Dive into stats relating to local vacancy, but don’t be distracted by how these numbers apply to the market as a whole. What’s relevant is what local vacancy rates mean for you. A low vacancy doesn’t necessarily mean that the specific size you need isn’t available. You may even have your pick of properties. That’s why you need to look specifically within your size range. Make sure you’re starting with the right data, too.
Prepare to Show Well
Another savvy strategy is to prepare yourself and your firm for the impending property search and negotiation. Take stock of the basics – does your website project the right image? Do you have financial statements at the ready? To what sort of realistic lease term can you commit? Have you considered specialized tenant improvements, and can you finance them yourself if necessary? Preparing, organizing, and doing what you can to present yourself well can feel tedious, but it will pay off.
Get a Read on your Landlord
Prospective tenants are typically wildly unprepared to effectively assess landlords. This strategy requires the assistance of an experienced real estate agent. Landlords often vary when it comes to tenant preferences, and an agent with lengthy experience in the local market can be the key to matching your needs to the right landlord. That saves time, streamlines the lease process, and boosts your chances of a more successful transaction.

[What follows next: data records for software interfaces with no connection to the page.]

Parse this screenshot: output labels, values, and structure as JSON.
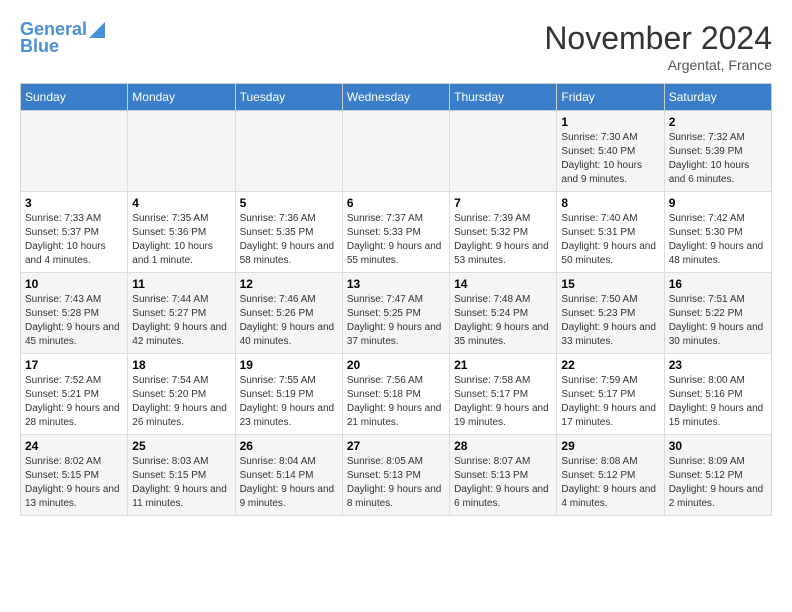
{
  "header": {
    "logo_line1": "General",
    "logo_line2": "Blue",
    "month": "November 2024",
    "location": "Argentat, France"
  },
  "weekdays": [
    "Sunday",
    "Monday",
    "Tuesday",
    "Wednesday",
    "Thursday",
    "Friday",
    "Saturday"
  ],
  "weeks": [
    [
      {
        "day": "",
        "info": ""
      },
      {
        "day": "",
        "info": ""
      },
      {
        "day": "",
        "info": ""
      },
      {
        "day": "",
        "info": ""
      },
      {
        "day": "",
        "info": ""
      },
      {
        "day": "1",
        "info": "Sunrise: 7:30 AM\nSunset: 5:40 PM\nDaylight: 10 hours and 9 minutes."
      },
      {
        "day": "2",
        "info": "Sunrise: 7:32 AM\nSunset: 5:39 PM\nDaylight: 10 hours and 6 minutes."
      }
    ],
    [
      {
        "day": "3",
        "info": "Sunrise: 7:33 AM\nSunset: 5:37 PM\nDaylight: 10 hours and 4 minutes."
      },
      {
        "day": "4",
        "info": "Sunrise: 7:35 AM\nSunset: 5:36 PM\nDaylight: 10 hours and 1 minute."
      },
      {
        "day": "5",
        "info": "Sunrise: 7:36 AM\nSunset: 5:35 PM\nDaylight: 9 hours and 58 minutes."
      },
      {
        "day": "6",
        "info": "Sunrise: 7:37 AM\nSunset: 5:33 PM\nDaylight: 9 hours and 55 minutes."
      },
      {
        "day": "7",
        "info": "Sunrise: 7:39 AM\nSunset: 5:32 PM\nDaylight: 9 hours and 53 minutes."
      },
      {
        "day": "8",
        "info": "Sunrise: 7:40 AM\nSunset: 5:31 PM\nDaylight: 9 hours and 50 minutes."
      },
      {
        "day": "9",
        "info": "Sunrise: 7:42 AM\nSunset: 5:30 PM\nDaylight: 9 hours and 48 minutes."
      }
    ],
    [
      {
        "day": "10",
        "info": "Sunrise: 7:43 AM\nSunset: 5:28 PM\nDaylight: 9 hours and 45 minutes."
      },
      {
        "day": "11",
        "info": "Sunrise: 7:44 AM\nSunset: 5:27 PM\nDaylight: 9 hours and 42 minutes."
      },
      {
        "day": "12",
        "info": "Sunrise: 7:46 AM\nSunset: 5:26 PM\nDaylight: 9 hours and 40 minutes."
      },
      {
        "day": "13",
        "info": "Sunrise: 7:47 AM\nSunset: 5:25 PM\nDaylight: 9 hours and 37 minutes."
      },
      {
        "day": "14",
        "info": "Sunrise: 7:48 AM\nSunset: 5:24 PM\nDaylight: 9 hours and 35 minutes."
      },
      {
        "day": "15",
        "info": "Sunrise: 7:50 AM\nSunset: 5:23 PM\nDaylight: 9 hours and 33 minutes."
      },
      {
        "day": "16",
        "info": "Sunrise: 7:51 AM\nSunset: 5:22 PM\nDaylight: 9 hours and 30 minutes."
      }
    ],
    [
      {
        "day": "17",
        "info": "Sunrise: 7:52 AM\nSunset: 5:21 PM\nDaylight: 9 hours and 28 minutes."
      },
      {
        "day": "18",
        "info": "Sunrise: 7:54 AM\nSunset: 5:20 PM\nDaylight: 9 hours and 26 minutes."
      },
      {
        "day": "19",
        "info": "Sunrise: 7:55 AM\nSunset: 5:19 PM\nDaylight: 9 hours and 23 minutes."
      },
      {
        "day": "20",
        "info": "Sunrise: 7:56 AM\nSunset: 5:18 PM\nDaylight: 9 hours and 21 minutes."
      },
      {
        "day": "21",
        "info": "Sunrise: 7:58 AM\nSunset: 5:17 PM\nDaylight: 9 hours and 19 minutes."
      },
      {
        "day": "22",
        "info": "Sunrise: 7:59 AM\nSunset: 5:17 PM\nDaylight: 9 hours and 17 minutes."
      },
      {
        "day": "23",
        "info": "Sunrise: 8:00 AM\nSunset: 5:16 PM\nDaylight: 9 hours and 15 minutes."
      }
    ],
    [
      {
        "day": "24",
        "info": "Sunrise: 8:02 AM\nSunset: 5:15 PM\nDaylight: 9 hours and 13 minutes."
      },
      {
        "day": "25",
        "info": "Sunrise: 8:03 AM\nSunset: 5:15 PM\nDaylight: 9 hours and 11 minutes."
      },
      {
        "day": "26",
        "info": "Sunrise: 8:04 AM\nSunset: 5:14 PM\nDaylight: 9 hours and 9 minutes."
      },
      {
        "day": "27",
        "info": "Sunrise: 8:05 AM\nSunset: 5:13 PM\nDaylight: 9 hours and 8 minutes."
      },
      {
        "day": "28",
        "info": "Sunrise: 8:07 AM\nSunset: 5:13 PM\nDaylight: 9 hours and 6 minutes."
      },
      {
        "day": "29",
        "info": "Sunrise: 8:08 AM\nSunset: 5:12 PM\nDaylight: 9 hours and 4 minutes."
      },
      {
        "day": "30",
        "info": "Sunrise: 8:09 AM\nSunset: 5:12 PM\nDaylight: 9 hours and 2 minutes."
      }
    ]
  ]
}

Don’t Make this Rookie Mistake
Experienced agents know that a large part of their job is to create maximum leverage in the transaction, which can be difficult in a landlord-friendly market. Little things – word selection, body language, a few comments dropped here and there, follow up communication with the landlord, etc., – can be classified as small talk, and it can help or hurt your leverage come negotiation time. Lease renewals in particular are challenging, since landlords are aware that the moving process is expensive and disruptive. It often gives them the upper hand, so avoid making their job easier by oversharing.
The single best tenant strategy, of course, is finding an agent you can trust. Look for someone with experience, a successful track record in the kind of industrial real estate you need, and follow these tips to set them up to do the best job possible – no matter how unbalanced the market.